In this course you will be completing a learning activity, a three-part project in which you will be building a hypothetical protein. Proteins – large complex molecules – are major building blocks of all living organisms. Over the next four units you will complete three assignments that will guide you in the building of your hypothetical protein and gaining an understanding of mutations that could occur in this protein.
For Part 1 of the Genetics Project, you will need to name your protein and provide a description of the hypothetical function of the protein. You will need to relate the chemical composition and levels of structure found in your protein. In addition, explain the roles of DNA and RNA in protein synthesis.

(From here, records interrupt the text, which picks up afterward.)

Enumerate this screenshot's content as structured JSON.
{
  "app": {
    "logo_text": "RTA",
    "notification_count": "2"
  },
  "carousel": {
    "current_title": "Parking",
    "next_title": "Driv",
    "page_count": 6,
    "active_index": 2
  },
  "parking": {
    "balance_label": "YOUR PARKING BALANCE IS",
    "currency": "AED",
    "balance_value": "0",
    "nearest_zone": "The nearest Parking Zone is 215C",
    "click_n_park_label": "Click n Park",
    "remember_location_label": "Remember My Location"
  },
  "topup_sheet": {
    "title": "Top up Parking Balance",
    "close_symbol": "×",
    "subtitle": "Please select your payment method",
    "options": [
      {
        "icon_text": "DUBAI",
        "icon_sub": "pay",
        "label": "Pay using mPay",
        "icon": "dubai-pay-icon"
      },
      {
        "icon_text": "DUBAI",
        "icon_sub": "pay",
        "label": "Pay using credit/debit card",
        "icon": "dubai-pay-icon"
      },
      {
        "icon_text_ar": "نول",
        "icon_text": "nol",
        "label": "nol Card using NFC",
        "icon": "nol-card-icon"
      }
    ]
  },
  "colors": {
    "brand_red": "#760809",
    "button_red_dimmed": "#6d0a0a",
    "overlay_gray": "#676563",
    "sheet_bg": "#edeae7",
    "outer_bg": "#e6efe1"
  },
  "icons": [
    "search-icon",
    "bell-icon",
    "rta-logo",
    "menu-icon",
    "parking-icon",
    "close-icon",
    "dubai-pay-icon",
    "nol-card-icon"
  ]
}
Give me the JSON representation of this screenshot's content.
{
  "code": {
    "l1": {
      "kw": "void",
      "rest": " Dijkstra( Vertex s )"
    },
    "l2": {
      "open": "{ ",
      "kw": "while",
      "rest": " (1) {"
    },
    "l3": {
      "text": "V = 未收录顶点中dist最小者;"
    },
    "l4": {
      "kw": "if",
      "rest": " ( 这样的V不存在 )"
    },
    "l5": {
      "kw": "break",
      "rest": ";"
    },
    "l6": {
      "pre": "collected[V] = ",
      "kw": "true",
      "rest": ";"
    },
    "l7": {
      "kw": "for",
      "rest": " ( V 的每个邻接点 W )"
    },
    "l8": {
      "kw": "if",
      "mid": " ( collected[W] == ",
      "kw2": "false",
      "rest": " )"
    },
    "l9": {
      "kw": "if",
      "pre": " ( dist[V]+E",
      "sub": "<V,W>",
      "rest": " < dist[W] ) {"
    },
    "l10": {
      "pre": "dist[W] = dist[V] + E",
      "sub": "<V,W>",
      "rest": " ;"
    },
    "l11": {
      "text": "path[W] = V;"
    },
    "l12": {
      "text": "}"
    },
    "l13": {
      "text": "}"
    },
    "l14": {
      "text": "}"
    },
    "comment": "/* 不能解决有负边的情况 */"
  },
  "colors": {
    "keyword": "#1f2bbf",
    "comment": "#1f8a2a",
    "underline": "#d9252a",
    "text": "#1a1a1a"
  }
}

For this Assignment, you are building a hypothetical protein. Proteins – large complex molecules – are major building blocks of all living organisms. In this unit you will continue to build your hypothetical protein.
For part 2 of the Genetics Project, you will be focusing on sequence. Remember your explanation of the roles DNA and RNA played in the formation of your hypothetical protein. For this activity you will first provide the completely hypothetical sequence of your protein. Next you will need to supply the corresponding RNA and complementary DNA sequences.
Amino acids are building blocks of proteins. Using the 20 amino acids that make up all proteins, you need to design a protein with 100 amino acids. Remember the following principles when constructing your protein sequence:
- You may integrate any combination of the 20 amino acids.
- Ensure that your protein has a start and stop codon.
- Be careful that the protein does not have an internal stop codon.
- The protein sequence should be written using the three-letter designator for an amino acid, e.g., Proline is Pro, Methionine is Met.
The genetic code is a set of rules for which the information in genetic material such as DNA and RNA can be translated into proteins. The genetic code is read in nucleotide triplets or codons. Using your protein sequence you will need to:
- Supply the corresponding RNA sequence using the Genetic Code. You can find the genetic code in your textbook and the provided template. You can write the sequence in triplet form (i.e., XXX XXX XXX).
- Now that you have the correct RNA sequence you will need to use your knowledge of complementary base pairing rules to deduce the DNA sequence of your hypothetical protein. Remember that RNA contains the unique base of Uracil (U) and DNA contains the base Thymidine (T). Again this sequence can be written in triplet code (i.e., XXX XXX XXX).
For the third and final part of this Assignment you will create mutations in your protein. Mutagens are agents that can alter the DNA of an organism. These changes or damage to the DNA can have varying effects on the protein product that the cell makes. For this part of the assignment you will need to complete the following:
- You will need to mutate your DNA sequence. Make changes to the DNA sequence of your hypothetical protein. You will make four separate changes or mutations. The mutations should be indicated in your DNA, RNA and protein sequences. The four types of mutations that you will need to demonstrate are:
- Nonsense mutation
- Frameshift mutation
- Point mutation
- Insertion mutation
- Explain the effects of each mutation on your final protein.
- Provide a possible cause or source of each type of mutation.
- This project does not need to be in essay format. It is not necessary to include an introduction or conclusion.
- You should list the DNA and RNA sequence using a single letter to indicate a base, e.g., adenine is A, and thymine is T.
- The protein sequence should be written using the three-letter designator for an amino acid, e.g., Proline is Pro, and Methionine is Met.